Today is the 70th anniversary of the start of the Warsaw Rising
By: Jason Morningstar, author of "Night Witches"
Seventy years ago today the Polish underground state and government in exile initiated a general uprising to coincide with the Soviet counteroffensive in eastern Poland. The goal was to greet the Red Army not as liberators but as allies. It was to be the largest and best organized effort to resist Nazi occupation in history, and it was to end in utter defeat.
To say that Poland got a raw deal in the twentieth century is an insult to raw deals. By 1944 she had been ripped in half by the Soviet Union and Nazi Germany like dogs fighting over scraps, then completely occupied by a murderous Germany committed to the systematic destruction of not just the nation but the people. The Jews would be exterminated and the ethnic Poles would be transformed into a slave caste. Poland's allies effectively abandoned her to this fate.
And despite this the Poles fought.
The Polish Home Army, the Armia Krajowa, was the largest underground resistance organization in occupied territory, and perhaps the only one organized along strict military lines. AK soldiers were just that, soldiers, and if they were also occasionally saboteurs and assassins, well, that was just a side show on the road to the general uprising they knew would come. Maybe knew is the wrong word - in 1942 they didn't know anything - a future Europe completely dominated by Hitler was not inconceivable. The British weren't exactly kicking ass. The Americans couldn't even find theirs. And the Russians were still learning how to make war, when they weren't killing their own. So the AK was, in a very real sense, an organization built on faith and rage.
But by the summer of 1944 the writing was on the wall. The First Belorussian Front was grinding west and the German war machine was fighting a two-front war it could not sustain. The Soviets would be in Warsaw by the middle of September (and in fact had reconnaissance units near the eastern suburbs as early as 29 July) so today - seventy years ago - the word went out to liberate the city. The Home Army had as many as 50,000 soldiers answer the call in a carefully coordinated plan. They initially outnumbered the German garrison two to one at least.
But they were poorly equipped after almost five years of occupation, and they had no reserves and no support. They hoped the Soviets would render aid, but those who had seen them gleefully parcel up their country in 1939 were not so sanguine. They knew all this and still they fought.

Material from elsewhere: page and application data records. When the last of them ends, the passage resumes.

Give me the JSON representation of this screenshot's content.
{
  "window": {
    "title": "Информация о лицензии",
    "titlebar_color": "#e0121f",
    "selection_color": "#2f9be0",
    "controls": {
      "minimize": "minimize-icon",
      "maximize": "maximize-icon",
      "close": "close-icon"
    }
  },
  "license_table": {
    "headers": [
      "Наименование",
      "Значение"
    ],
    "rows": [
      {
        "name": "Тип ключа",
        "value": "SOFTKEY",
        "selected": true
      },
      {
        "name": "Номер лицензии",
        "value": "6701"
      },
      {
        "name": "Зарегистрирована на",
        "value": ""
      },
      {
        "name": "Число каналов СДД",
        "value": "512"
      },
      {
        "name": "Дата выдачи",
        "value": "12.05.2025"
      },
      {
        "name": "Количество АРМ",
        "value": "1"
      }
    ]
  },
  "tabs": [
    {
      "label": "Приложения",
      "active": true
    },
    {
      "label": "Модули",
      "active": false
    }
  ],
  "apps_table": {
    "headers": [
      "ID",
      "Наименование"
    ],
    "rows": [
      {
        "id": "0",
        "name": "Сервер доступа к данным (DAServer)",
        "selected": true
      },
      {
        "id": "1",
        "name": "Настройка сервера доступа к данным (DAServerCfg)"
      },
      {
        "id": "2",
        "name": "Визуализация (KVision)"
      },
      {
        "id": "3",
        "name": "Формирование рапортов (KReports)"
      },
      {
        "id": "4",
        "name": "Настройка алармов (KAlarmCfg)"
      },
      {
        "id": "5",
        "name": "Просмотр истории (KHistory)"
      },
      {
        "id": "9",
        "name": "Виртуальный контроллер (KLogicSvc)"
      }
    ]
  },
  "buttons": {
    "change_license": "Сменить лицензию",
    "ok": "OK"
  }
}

Despite early gains the Germans reinforced, and brought in partisan-hunting units known for their extreme brutality. Hitler, enraged at the open defiance, ordered the entire city to be razed. At a minimum 150,000 civilians died. By January 1945, long after the AK capitulated, 85% of the buildings in Warsaw were destroyed. And long after it was over, the Soviets, who had parked across the Vistula and watched, moved in as liberators after all.
It is a tragic story, the centerpiece of a tragic century for Poland, but the thing I always remember is that they fought.